According to Landers and Callan (2011) (quoted in Wood and Reiners, 2012), “Gamification is not a game for learning purposes, but application of the motivational properties of games . . . [Gamification] layers them on top of other learning activities, integrating the human desire to communicate and share accomplishment with goal-setting to direct the attention of learners and motivate them to action”.
Millar (2013), referring to Deterding et al. (2011), recalls the “first documented use of the term “gamification” was in 2008 and was defined simply as using game design elements in non-game contexts. Since 2008, gamification as a concept has been broadened and defined by others.” In other words, gamification uses game-thinking skills and mechanics to solve problems.
According to (Kapp, 2012) as cited in (Miller, 2013), “gamification is using game-based mechanics, aesthetics, and game thinking to engage people, motivate action, promote learning and solve problems.” This would go with number 3 on our rubric: well organized, risk oriented and problem solving.
Benefits of Gamification are known to be physiological, according to (McGonigal, 2011, cited in Miller, 2013). Scientists have measured the increased release of the chemicals norepinephrine, epinephrine, and dopamine in the brain that not only bring on “good feelings,” but make us more receptive to learning (Gutierrez, 2012, cited in Miller, 2013).

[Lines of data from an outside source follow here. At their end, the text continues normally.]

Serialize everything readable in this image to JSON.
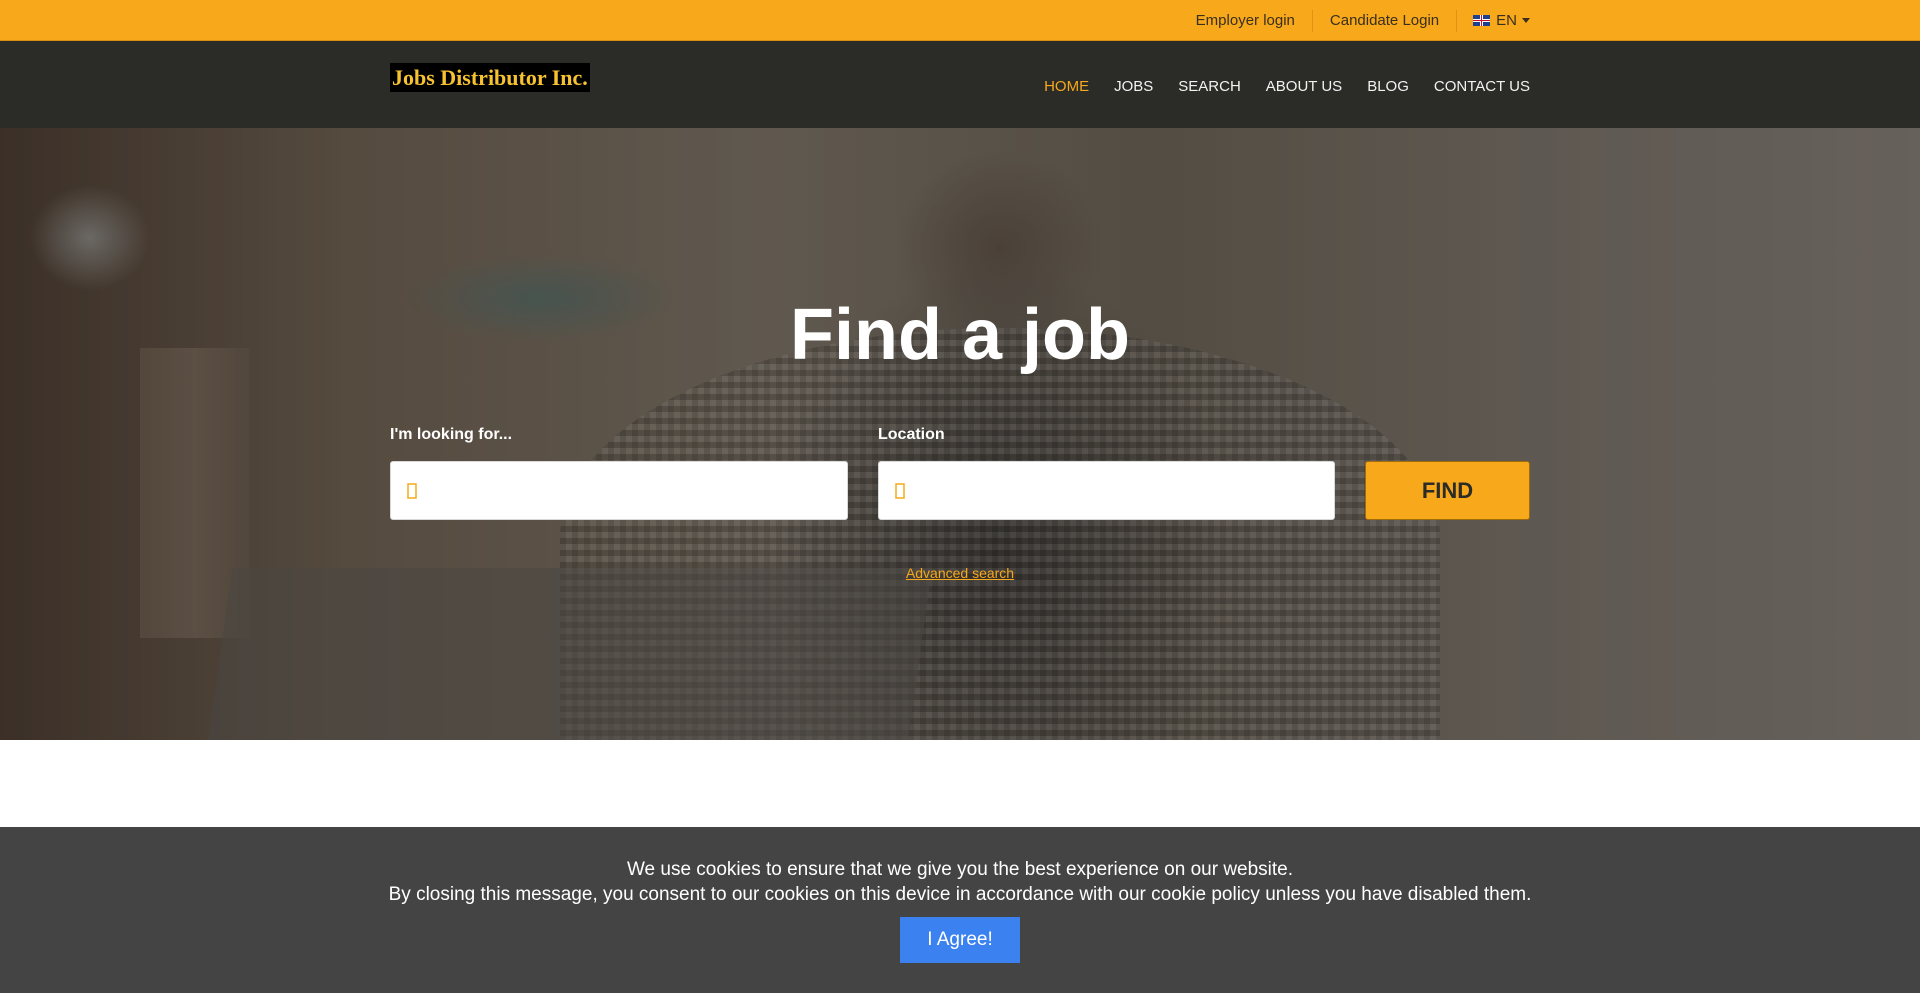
{
  "topbar": {
    "employer_login": "Employer login",
    "candidate_login": "Candidate Login",
    "language": "EN"
  },
  "header": {
    "logo_text": "Jobs Distributor Inc.",
    "nav": [
      "HOME",
      "JOBS",
      "SEARCH",
      "ABOUT US",
      "BLOG",
      "CONTACT US"
    ],
    "active_nav": "HOME"
  },
  "hero": {
    "title": "Find a job",
    "keyword_label": "I'm looking for...",
    "keyword_value": "",
    "location_label": "Location",
    "location_value": "",
    "find_button": "FIND",
    "advanced_search": "Advanced search"
  },
  "cookie_banner": {
    "line1": "We use cookies to ensure that we give you the best experience on our website.",
    "line2": "By closing this message, you consent to our cookies on this device in accordance with our cookie policy unless you have disabled them.",
    "button": "I Agree!"
  },
  "colors": {
    "accent": "#f7a81b",
    "nav_bg": "#2b2b28",
    "cookie_bg": "#444444",
    "agree_button": "#3b82f0"
  },
  "icons": {
    "keyword_field": "search-icon",
    "location_field": "map-marker-icon",
    "language": "uk-flag-icon"
  }
}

“A survey done in Ireland, Online Gaming and Youth Cultural Perceptions by Killian Forde and Catherine Kenny, suggests that kids who play multi-player games online “are more likely to have a positive attitude toward people from another country: 62 percent of online gamers hold a favorable view of people from different cultures compared to 50 percent of non-gamers.”(Shapiro, 2014). This would relate to number 5 on the rubric having to do with students interacting with one another.
Looking at the rubric, I see that all the parts that I found some research on are listed. The only one that I didn’t find anything on was the last piece which is on Utility. I think I would leave the rubric as it is. I hope as I read some other blogs that they have found some reference on utilities.
Guiterrez, K. (2012). The 5 Decisive Components of Outstanding Learning Games. SHIFT eLearning Blog. Retrieved November 12, 2012, from http:// info.shiftelearning.com/blog/bid/234495/The-5- Decisive-Components-of-Outstanding-Learning- Games
Kapp, K. M. (2012). The gamification of learning and instruction: game-based methods and strategies for training and education. San Francisco, CA: Pfeiff
Matera, M. (2015). Explore like a pirate: Engage, enrich, and elevate your learners with gamification and game-inspired course design. Dave Burgess Consulting, Inc. Kindle Edition.
McGonigal, J. (2011). Reality is broken: why games make us better and how they can change the world. New York: Penguin Press.
Miller, C. (2013). The gamification of education. Developments in Business Simulation and Experiential Learning, 40.
Shapiro, J. (2014). Benefits of Gaming: What Research Shows. Retrieved November 09, 2016, from https://ww2.kqed.org/mindshift/2014/06/13/benefits-of-gaming-what-research-shows/education: Extending active learning.
Wood, L. C., & Reiners, T. (2012). Gamification in logistics and supply chain